The majority of my ancestors that I can trace come from the same province in Benevento, Italy. Ironically, Benevento was through to be the gathering place for witches, a place where they would not be prosecuted. I remember hearing about the “Evil Eye” growing up and was given an amulet to wear to ward it off. In fact, when my daughters were born my grandmother gifted each of them with their own amulet. I also remember hearing about great-grandmothers who knew how to do the “overlooks” that could remove the curse of the Evil Eye.

Looking back, maybe it was from my Ancestors of Place that I have inherited some of my interests in Italian folklore such as the Evil Eye and witchcraft. When asked how I could expect to benefit in my work with my Ancestors of Place I drew the High Priestess card – inner knowing seems to be spot on. Finally, when asked what message my Ancestors of Place had as I begin this journey, I drew the Page of Pentacles – learning how to manifest, being a voracious learner – and ironically, the astrological correspondence of the card is Capricorn – which is my birth sign. So much insight just from one spread, which as you can see really helped me to reflect on the unknown ancestors from this spirit of place and make connections to present day in my life.

Moving along, chapter four, “Meet the Family,” held information on using the tarot to work with one’s present family to reveal familial patterns. Then chapters five, six, and seven deepened the work with the three ancestral types. Chapter eight covers the importance of keeping a tarot journal for this journey of discovery. The final chapters nine, ten, and eleven offer ways to create “ancestral altars, sacred space, and crystal grids.”4
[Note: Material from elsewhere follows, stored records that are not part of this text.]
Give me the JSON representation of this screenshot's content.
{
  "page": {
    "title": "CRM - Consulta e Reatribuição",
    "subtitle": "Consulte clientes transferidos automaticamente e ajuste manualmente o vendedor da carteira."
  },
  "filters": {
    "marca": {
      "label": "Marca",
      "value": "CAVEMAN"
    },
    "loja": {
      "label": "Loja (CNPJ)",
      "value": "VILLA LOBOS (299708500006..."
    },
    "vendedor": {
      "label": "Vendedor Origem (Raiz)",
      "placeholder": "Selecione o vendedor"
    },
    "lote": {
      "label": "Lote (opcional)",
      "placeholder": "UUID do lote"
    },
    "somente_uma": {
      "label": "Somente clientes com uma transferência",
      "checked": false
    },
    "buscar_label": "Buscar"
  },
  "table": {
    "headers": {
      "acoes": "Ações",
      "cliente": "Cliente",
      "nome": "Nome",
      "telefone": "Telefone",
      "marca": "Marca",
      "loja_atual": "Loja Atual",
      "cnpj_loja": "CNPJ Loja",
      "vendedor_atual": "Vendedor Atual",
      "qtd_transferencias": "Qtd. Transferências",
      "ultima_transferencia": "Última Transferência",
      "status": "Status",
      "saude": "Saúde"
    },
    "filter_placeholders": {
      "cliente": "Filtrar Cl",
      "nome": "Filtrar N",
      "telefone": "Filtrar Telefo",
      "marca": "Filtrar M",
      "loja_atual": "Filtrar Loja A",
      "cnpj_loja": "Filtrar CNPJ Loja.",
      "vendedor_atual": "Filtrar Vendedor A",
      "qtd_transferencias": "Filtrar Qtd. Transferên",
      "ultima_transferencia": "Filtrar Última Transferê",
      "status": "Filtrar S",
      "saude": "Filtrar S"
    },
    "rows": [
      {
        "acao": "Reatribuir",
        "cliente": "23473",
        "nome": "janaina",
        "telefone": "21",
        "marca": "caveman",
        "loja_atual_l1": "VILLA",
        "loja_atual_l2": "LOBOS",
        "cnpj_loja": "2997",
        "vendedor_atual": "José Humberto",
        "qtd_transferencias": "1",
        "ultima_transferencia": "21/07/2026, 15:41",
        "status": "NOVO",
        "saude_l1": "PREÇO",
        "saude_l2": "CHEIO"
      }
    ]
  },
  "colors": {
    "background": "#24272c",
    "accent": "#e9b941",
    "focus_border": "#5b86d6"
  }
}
While I have provided an overview of the focus of each of the chapters, one should realize that there is a tremendous amount of information offered in each one — too much to digest in one reading. I came to understand that working with one’s ancestors is not a quick walk in the park, but rather a dedication to spending time with the ancestors, more of a slow, multi-leveled revelation versus a quick answer. I realized that I had to dedicate the time to do the spreads and journal promptings, to listen for the answers that bubbled up over time, and to put the pieces together to understand the story. From understanding the story and receiving the communications I could begin to work on self-healing and to experience hidden ancestral gifts emerge.

Hendrickson’s writing style is very straightforward and comprehensible. However, I feel that having an understanding of the tarot is beneficial before diving into this book. A tarot novice might easily be overwhelmed by the spreads, especially since one needs to use one’s knowledge of the tarot for insight into the cards as a form of communication with their ancestors. 
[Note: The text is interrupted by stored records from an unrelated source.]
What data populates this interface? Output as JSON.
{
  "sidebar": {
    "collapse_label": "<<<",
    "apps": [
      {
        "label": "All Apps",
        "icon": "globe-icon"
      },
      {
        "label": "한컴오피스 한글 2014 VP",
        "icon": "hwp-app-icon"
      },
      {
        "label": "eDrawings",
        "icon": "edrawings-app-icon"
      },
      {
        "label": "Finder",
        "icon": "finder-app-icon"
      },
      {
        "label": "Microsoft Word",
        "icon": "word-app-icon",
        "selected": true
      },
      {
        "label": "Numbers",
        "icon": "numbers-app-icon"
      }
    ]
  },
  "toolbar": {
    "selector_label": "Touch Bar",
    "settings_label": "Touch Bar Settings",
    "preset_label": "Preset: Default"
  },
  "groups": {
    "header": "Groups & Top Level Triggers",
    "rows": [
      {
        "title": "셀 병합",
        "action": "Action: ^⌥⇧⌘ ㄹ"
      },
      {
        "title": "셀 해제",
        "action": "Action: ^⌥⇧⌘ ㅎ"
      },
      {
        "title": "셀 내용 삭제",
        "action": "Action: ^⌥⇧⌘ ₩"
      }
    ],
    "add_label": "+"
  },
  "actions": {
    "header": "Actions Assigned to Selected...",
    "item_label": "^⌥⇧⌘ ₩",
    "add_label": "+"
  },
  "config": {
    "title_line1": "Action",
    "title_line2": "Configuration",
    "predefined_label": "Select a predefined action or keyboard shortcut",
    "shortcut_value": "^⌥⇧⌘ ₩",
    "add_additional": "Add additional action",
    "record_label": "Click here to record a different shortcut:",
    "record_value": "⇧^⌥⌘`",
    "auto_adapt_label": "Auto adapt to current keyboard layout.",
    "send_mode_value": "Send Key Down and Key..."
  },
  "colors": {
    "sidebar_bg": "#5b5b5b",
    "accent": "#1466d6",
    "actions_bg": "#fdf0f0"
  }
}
The only downside I encountered was in chapter nine, “Pairing Up,” she writes about using an ancestor’s birth date to calculate personality and soul numbers. Unfortunately for me, the majority of my ancestors were illiterate, and their birth dates are more approximations. Many of the church records that housed information on births and christenings were destroyed. However, I immensely enjoyed the final chapter, “Ancestral Rituals,” which covers how one can honor the ancestors through rituals such as creating altars. This has always been a meaningful activity for me. I truly liked creating an ancestral altar using items that “came” to me as I was meditating on what to include on it. 

The Appendices in the book provide additional information. Appendix A provides an overview of the tarot – or “Tarot 101”5 as it’s referred to. Appendix B offers recommended reading on the tarot and Appendix  C offers genealogy resources. 


I very much enjoyed working with the exercises in Ancestral Tarot as a new way to connect with my ancestors. Through combining tarot and ancestry, Hendrickson has opened a whole new realm of possibility when it comes to communing with our family and spiritual lineage from beyond the veil. I highly recommend this book for those who want to use the tarot to work with one’s ancestors and discover a connection to their ancestors beyond those of their bloodline. I nod in agreement with Nancy’s observation that “the search for ancestors is really about a search for self. Work with the ancestors and the person you find is you.”6